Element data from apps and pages
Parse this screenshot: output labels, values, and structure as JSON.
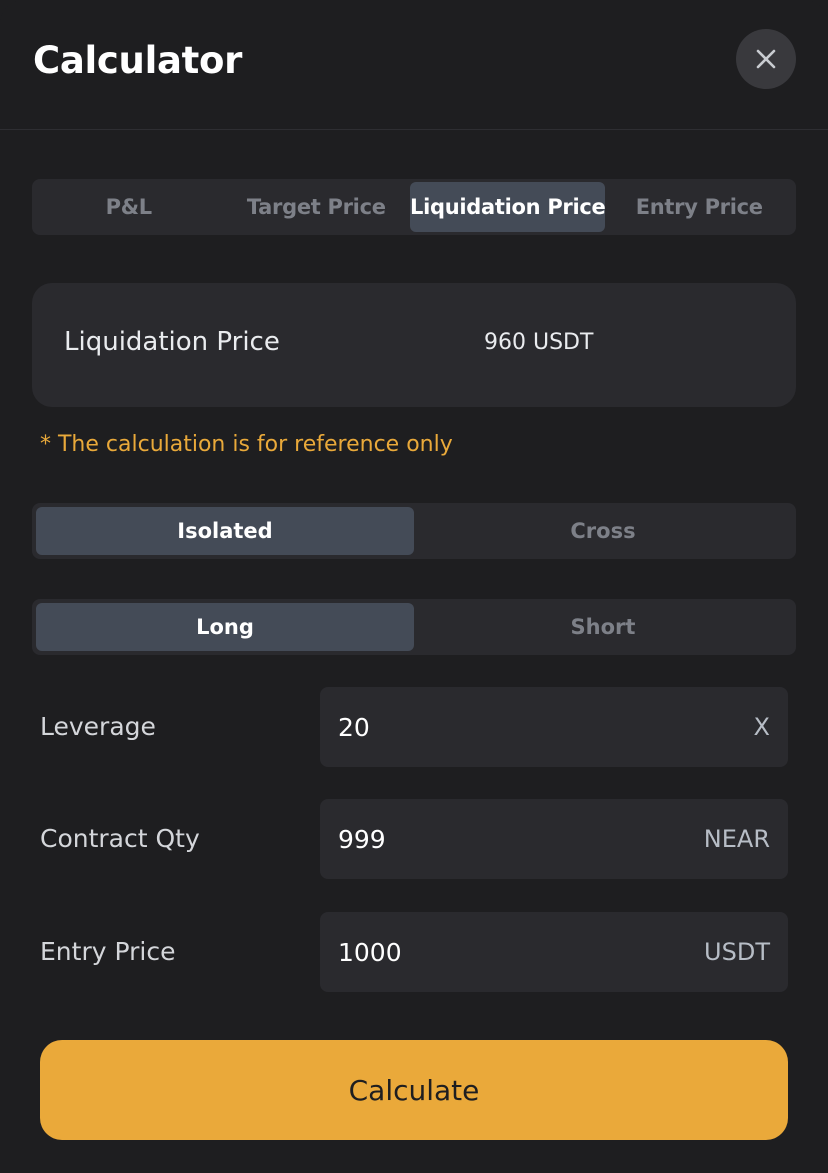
{
  "header": {
    "title": "Calculator",
    "close_icon": "close-icon"
  },
  "tabs": [
    {
      "label": "P&L",
      "active": false
    },
    {
      "label": "Target Price",
      "active": false
    },
    {
      "label": "Liquidation Price",
      "active": true
    },
    {
      "label": "Entry Price",
      "active": false
    }
  ],
  "result": {
    "label": "Liquidation Price",
    "value": "960 USDT"
  },
  "note": "* The calculation is for reference only",
  "margin_mode": {
    "options": [
      "Isolated",
      "Cross"
    ],
    "selected": "Isolated"
  },
  "position_side": {
    "options": [
      "Long",
      "Short"
    ],
    "selected": "Long"
  },
  "fields": {
    "leverage": {
      "label": "Leverage",
      "value": "20",
      "unit": "X"
    },
    "contract_qty": {
      "label": "Contract Qty",
      "value": "999",
      "unit": "NEAR"
    },
    "entry_price": {
      "label": "Entry Price",
      "value": "1000",
      "unit": "USDT"
    }
  },
  "actions": {
    "calculate_label": "Calculate"
  },
  "colors": {
    "background": "#1e1e20",
    "panel": "#2a2a2e",
    "active_segment": "#444b57",
    "accent": "#eaa93a",
    "note": "#e9a93a"
  }
}
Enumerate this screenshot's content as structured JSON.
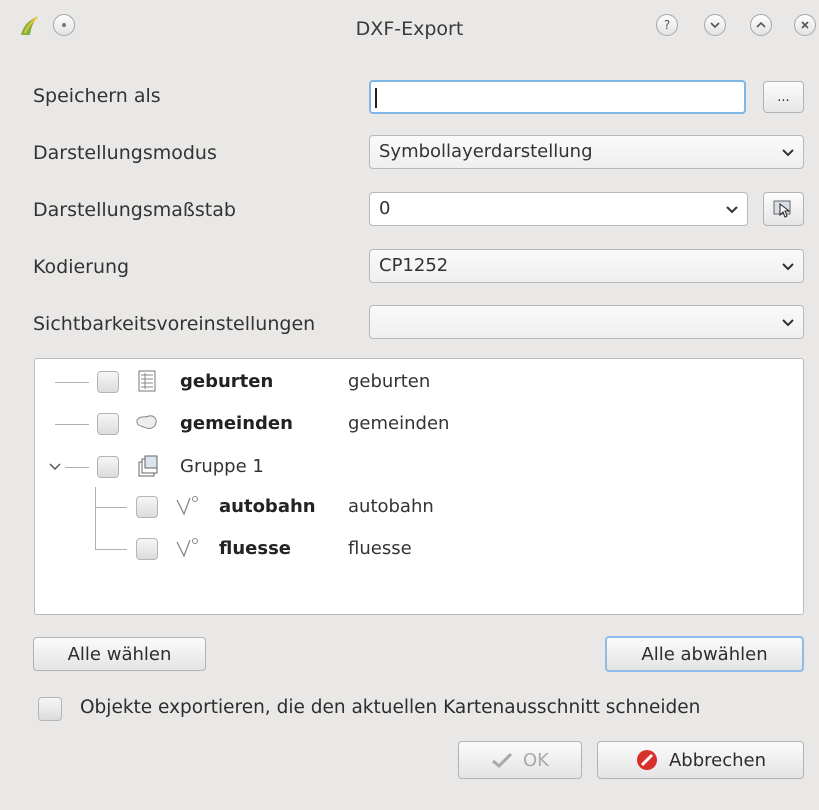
{
  "window": {
    "title": "DXF-Export"
  },
  "form": {
    "save_as_label": "Speichern als",
    "save_as_value": "",
    "browse_label": "...",
    "mode_label": "Darstellungsmodus",
    "mode_value": "Symbollayerdarstellung",
    "scale_label": "Darstellungsmaßstab",
    "scale_value": "0",
    "encoding_label": "Kodierung",
    "encoding_value": "CP1252",
    "visibility_label": "Sichtbarkeitsvoreinstellungen",
    "visibility_value": ""
  },
  "tree": {
    "items": [
      {
        "name": "geburten",
        "layer": "geburten",
        "icon": "table-icon"
      },
      {
        "name": "gemeinden",
        "layer": "gemeinden",
        "icon": "polygon-icon"
      },
      {
        "name": "Gruppe 1",
        "layer": "",
        "icon": "group-icon"
      },
      {
        "name": "autobahn",
        "layer": "autobahn",
        "icon": "line-icon"
      },
      {
        "name": "fluesse",
        "layer": "fluesse",
        "icon": "line-icon"
      }
    ]
  },
  "buttons": {
    "select_all": "Alle wählen",
    "deselect_all": "Alle abwählen",
    "ok": "OK",
    "cancel": "Abbrechen"
  },
  "options": {
    "intersect_label": "Objekte exportieren, die den aktuellen Kartenausschnitt schneiden"
  },
  "colors": {
    "focus": "#7fb6e6",
    "cancel_icon": "#d9302c",
    "window_bg": "#e9e8e6"
  }
}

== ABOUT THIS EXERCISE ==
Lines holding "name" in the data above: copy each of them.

== RESULT OF THIS EXERCISE ==
        "name": "geburten",
        "name": "gemeinden",
        "name": "Gruppe 1",
        "name": "autobahn",
        "name": "fluesse",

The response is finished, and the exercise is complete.